As previously mentioned, Dr. Rolf was influenced by yoga as she developed rolfing so it comes as no surprise that rolfing and yoga are complementary to one another, both helping to improve the body’s flexibility, balance and overall structure. Rolfing and yoga are similar in how they both look at the body as a whole, recognizing that improving physical well-being helps to improve emotional well-being and vice versa. Both yoga and rolfing focus on guiding the breath gently and fully throughout the body to release tension while improving energy levels and flow.
Precautions and Side Effects
It is important to make sure that any chronic discomfort or pain is not caused by an underlying health issue so having a general physical with your doctor prior to beginning a rolfing program is a wise idea. Anyone with an illness, infection or injury should be cleared by a doctor prior to attending a rolfing session. Also, consult your doctor first if you have any connective tissue disorder, are pregnant or nursing, or have a psychological disorder. Rolfing may not be recommended for people under these circumstances.
Some people do find rolfing to be painful at times, especially in the early sessions before the tissue releases. The level of discomfort one might experience during a rolfing sessions depends on several factors, including the degree of trauma to the system, how long that trauma/pain has been in the area of the body, and how emotionally linked the pain or injury might be for the individual. Rolfing practitioners vary in their general levels of intensity. They also vary their intensity as needed on a client-by-client basis. Some long-held, deep pain likely requires greater intensity, which can result in some discomfort, but similar to massage, the discomfort is momentary and typically well worth it. Any discomfort typically turns to pleasant sensations as the body releases and relaxes more and more with each session.
Some soreness can be experienced after a rolfing session, but it is usually mild and responsive to basic heat and ice treatment. Hydration before and after a rolfing session is always recommended and helpful.

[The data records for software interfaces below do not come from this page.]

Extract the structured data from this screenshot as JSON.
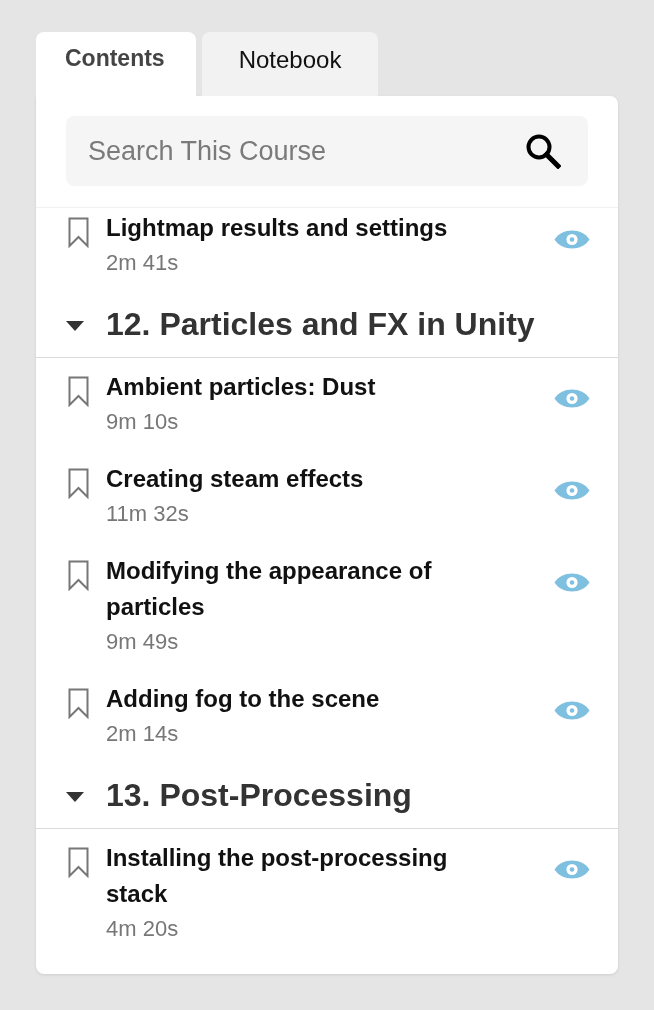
{
  "tabs": [
    {
      "label": "Contents",
      "selected": true
    },
    {
      "label": "Notebook",
      "selected": false
    }
  ],
  "search": {
    "placeholder": "Search This Course"
  },
  "outline": [
    {
      "kind": "lesson",
      "title": "Lightmap results and settings",
      "duration": "2m 41s",
      "bookmarked": false
    },
    {
      "kind": "section",
      "title": "12. Particles and FX in Unity",
      "expanded": true,
      "children": [
        {
          "kind": "lesson",
          "title": "Ambient particles: Dust",
          "duration": "9m 10s",
          "bookmarked": false
        },
        {
          "kind": "lesson",
          "title": "Creating steam effects",
          "duration": "11m 32s",
          "bookmarked": false
        },
        {
          "kind": "lesson",
          "title": "Modifying the appearance of particles",
          "duration": "9m 49s",
          "bookmarked": false
        },
        {
          "kind": "lesson",
          "title": "Adding fog to the scene",
          "duration": "2m 14s",
          "bookmarked": false
        }
      ]
    },
    {
      "kind": "section",
      "title": "13. Post-Processing",
      "expanded": true,
      "children": [
        {
          "kind": "lesson",
          "title": "Installing the post-processing stack",
          "duration": "4m 20s",
          "bookmarked": false
        }
      ]
    }
  ]
}
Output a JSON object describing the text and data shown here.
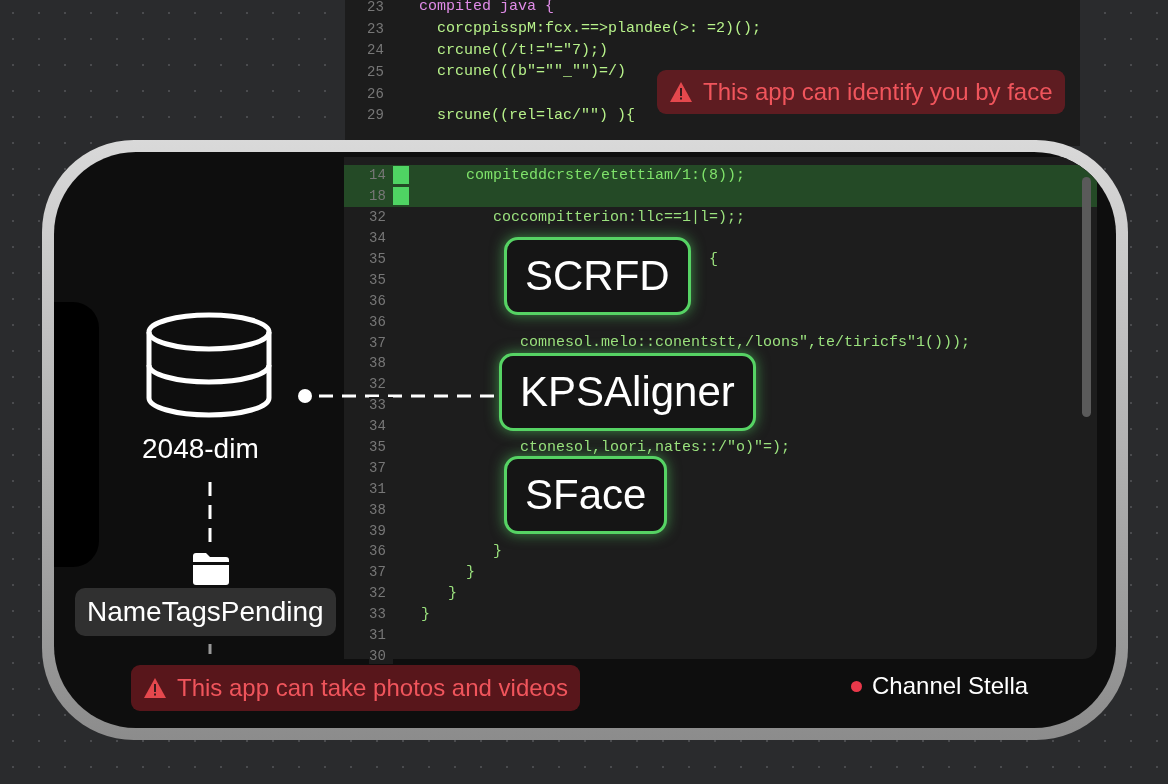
{
  "back_editor": {
    "lines": [
      {
        "number": "23",
        "code": "compited java {"
      },
      {
        "number": "23",
        "code": "  corcppisspM:fcx.==>plandee(>: =2)();"
      },
      {
        "number": "24",
        "code": "  crcune((/t!=\"=\"7);)"
      },
      {
        "number": "25",
        "code": "  crcune(((b\"=\"\"_\"\")=/)"
      },
      {
        "number": "26"
      },
      {
        "number": "29",
        "code": "  srcune((rel=lac/\"\") ){"
      }
    ]
  },
  "face_warning": {
    "text": "This app can identify you by face"
  },
  "editor": {
    "lines": [
      {
        "number": "14",
        "code": "     compiteddcrste/etettiam/1:(8));",
        "highlighted": true
      },
      {
        "number": "18",
        "highlighted": true
      },
      {
        "number": "32",
        "code": "        coccompitterion:llc==1|l=);;",
        "highlighted": false
      },
      {
        "number": "34",
        "highlighted": false
      },
      {
        "number": "35",
        "code": "                                {",
        "highlighted": false
      },
      {
        "number": "35",
        "highlighted": false
      },
      {
        "number": "36",
        "highlighted": false
      },
      {
        "number": "36",
        "highlighted": false
      },
      {
        "number": "37",
        "code": "           comnesol.melo::conentstt,/loons\",te/tiricfs\"1()));",
        "highlighted": false
      },
      {
        "number": "38",
        "highlighted": false
      },
      {
        "number": "32",
        "highlighted": false
      },
      {
        "number": "33",
        "highlighted": false
      },
      {
        "number": "34",
        "highlighted": false
      },
      {
        "number": "35",
        "code": "           ctonesol,loori,nates::/\"o)\"=);",
        "highlighted": false
      },
      {
        "number": "37",
        "highlighted": false
      },
      {
        "number": "31",
        "highlighted": false
      },
      {
        "number": "38",
        "highlighted": false
      },
      {
        "number": "39",
        "highlighted": false
      },
      {
        "number": "36",
        "code": "        }",
        "highlighted": false
      },
      {
        "number": "37",
        "code": "     }",
        "highlighted": false
      },
      {
        "number": "32",
        "code": "   }",
        "highlighted": false
      },
      {
        "number": "33",
        "code": "}",
        "highlighted": false
      },
      {
        "number": "31",
        "highlighted": false
      },
      {
        "number": "30",
        "highlighted": false
      }
    ],
    "stages": [
      "SCRFD",
      "KPSAligner",
      "SFace"
    ]
  },
  "embedding": {
    "label": "2048-dim"
  },
  "folder": {
    "label": "NameTagsPending"
  },
  "camera_warning": {
    "text": "This app can take photos and videos"
  },
  "channel": {
    "name": "Channel Stella",
    "live": true
  }
}
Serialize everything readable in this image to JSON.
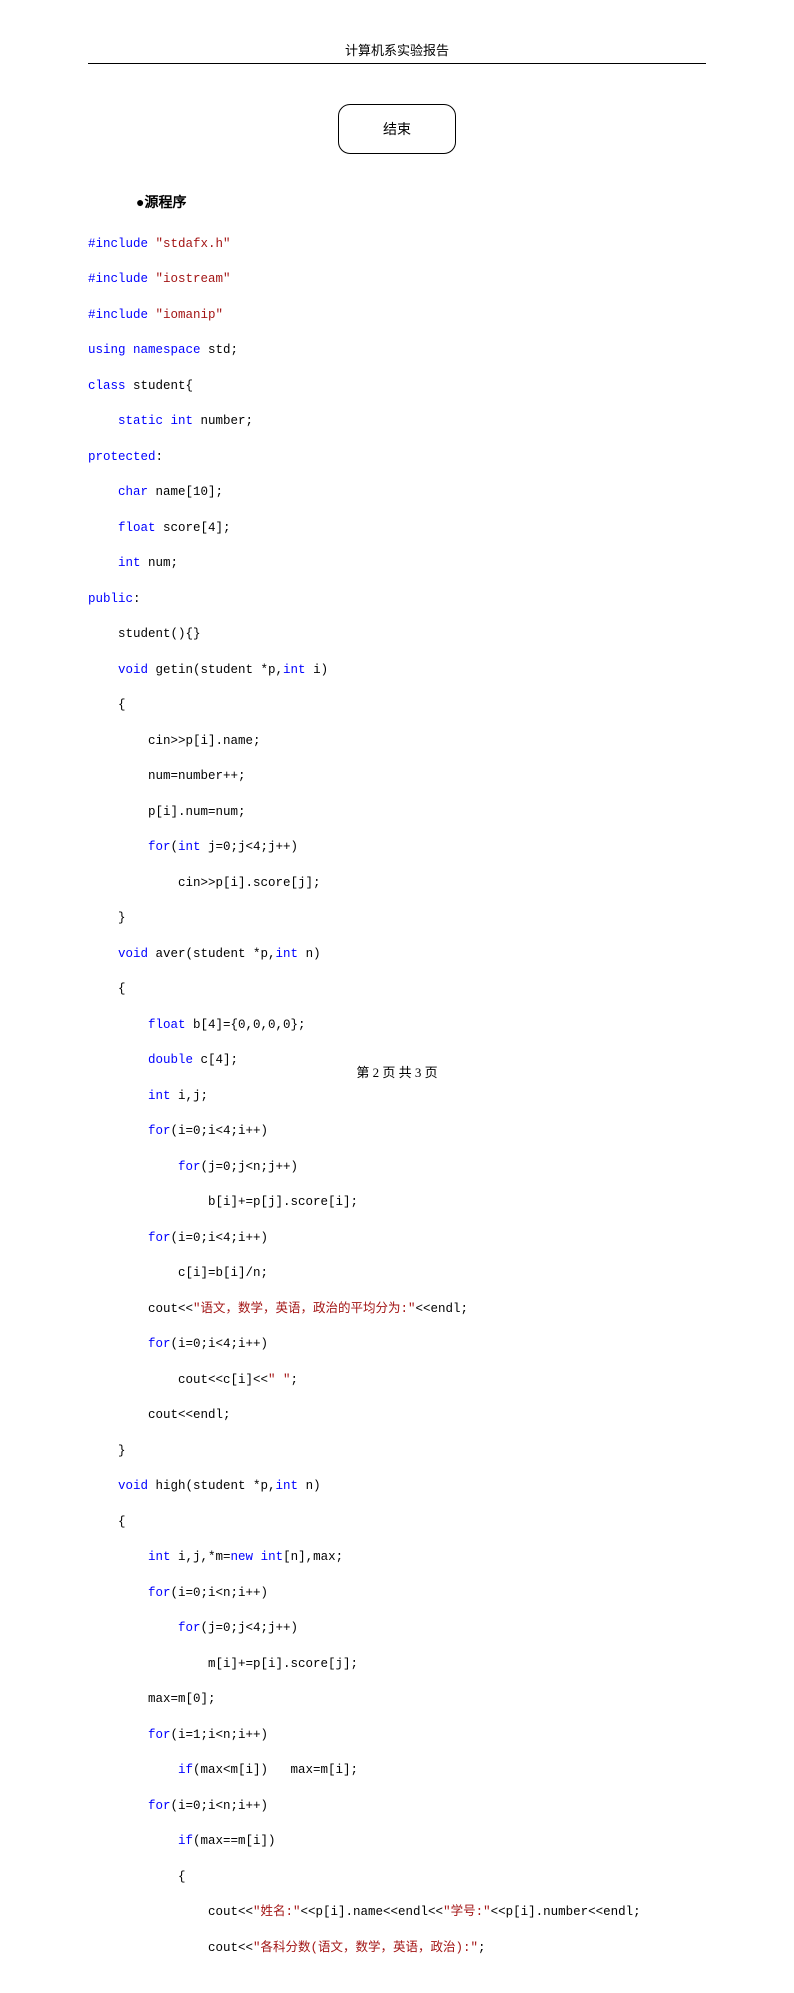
{
  "header": "计算机系实验报告",
  "box_text": "结束",
  "section_title": "●源程序",
  "footer": "第 2 页 共 3 页",
  "code": {
    "l1_a": "#include ",
    "l1_b": "\"stdafx.h\"",
    "l2_a": "#include ",
    "l2_b": "\"iostream\"",
    "l3_a": "#include ",
    "l3_b": "\"iomanip\"",
    "l4_a": "using",
    "l4_b": " ",
    "l4_c": "namespace",
    "l4_d": " std;",
    "l5_a": "class",
    "l5_b": " student{",
    "l6_a": "static",
    "l6_b": " ",
    "l6_c": "int",
    "l6_d": " number;",
    "l7_a": "protected",
    "l7_b": ":",
    "l8_a": "char",
    "l8_b": " name[10];",
    "l9_a": "float",
    "l9_b": " score[4];",
    "l10_a": "int",
    "l10_b": " num;",
    "l11_a": "public",
    "l11_b": ":",
    "l12": "student(){}",
    "l13_a": "void",
    "l13_b": " getin(student *p,",
    "l13_c": "int",
    "l13_d": " i)",
    "l14": "{",
    "l15": "cin>>p[i].name;",
    "l16": "num=number++;",
    "l17": "p[i].num=num;",
    "l18_a": "for",
    "l18_b": "(",
    "l18_c": "int",
    "l18_d": " j=0;j<4;j++)",
    "l19": "cin>>p[i].score[j];",
    "l20": "}",
    "l21_a": "void",
    "l21_b": " aver(student *p,",
    "l21_c": "int",
    "l21_d": " n)",
    "l22": "{",
    "l23_a": "float",
    "l23_b": " b[4]={0,0,0,0};",
    "l24_a": "double",
    "l24_b": " c[4];",
    "l25_a": "int",
    "l25_b": " i,j;",
    "l26_a": "for",
    "l26_b": "(i=0;i<4;i++)",
    "l27_a": "for",
    "l27_b": "(j=0;j<n;j++)",
    "l28": "b[i]+=p[j].score[i];",
    "l29_a": "for",
    "l29_b": "(i=0;i<4;i++)",
    "l30": "c[i]=b[i]/n;",
    "l31_a": "cout<<",
    "l31_b": "\"语文，数学，英语，政治的平均分为:\"",
    "l31_c": "<<endl;",
    "l32_a": "for",
    "l32_b": "(i=0;i<4;i++)",
    "l33_a": "cout<<c[i]<<",
    "l33_b": "\" \"",
    "l33_c": ";",
    "l34": "cout<<endl;",
    "l35": "}",
    "l36_a": "void",
    "l36_b": " high(student *p,",
    "l36_c": "int",
    "l36_d": " n)",
    "l37": "{",
    "l38_a": "int",
    "l38_b": " i,j,*m=",
    "l38_c": "new",
    "l38_d": " ",
    "l38_e": "int",
    "l38_f": "[n],max;",
    "l39_a": "for",
    "l39_b": "(i=0;i<n;i++)",
    "l40_a": "for",
    "l40_b": "(j=0;j<4;j++)",
    "l41": "m[i]+=p[i].score[j];",
    "l42": "max=m[0];",
    "l43_a": "for",
    "l43_b": "(i=1;i<n;i++)",
    "l44_a": "if",
    "l44_b": "(max<m[i])   max=m[i];",
    "l45_a": "for",
    "l45_b": "(i=0;i<n;i++)",
    "l46_a": "if",
    "l46_b": "(max==m[i])",
    "l47": "{",
    "l48_a": "cout<<",
    "l48_b": "\"姓名:\"",
    "l48_c": "<<p[i].name<<endl<<",
    "l48_d": "\"学号:\"",
    "l48_e": "<<p[i].number<<endl;",
    "l49_a": "cout<<",
    "l49_b": "\"各科分数(语文，数学，英语，政治):\"",
    "l49_c": ";"
  }
}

Rolfing is generally believed to be safe for most people. However, anyone with cancer or an illness that can be spread with increased circulation should refrain from rolfing or any other form of deep tissue manipulation. Additionally, anyone with a blood-clotting issue or anyone taking blood thinners should also avoid rolfing. Check with your doctor before see an advanced rolfer and starting a basic rolfing regiment if you have any ongoing health concerns.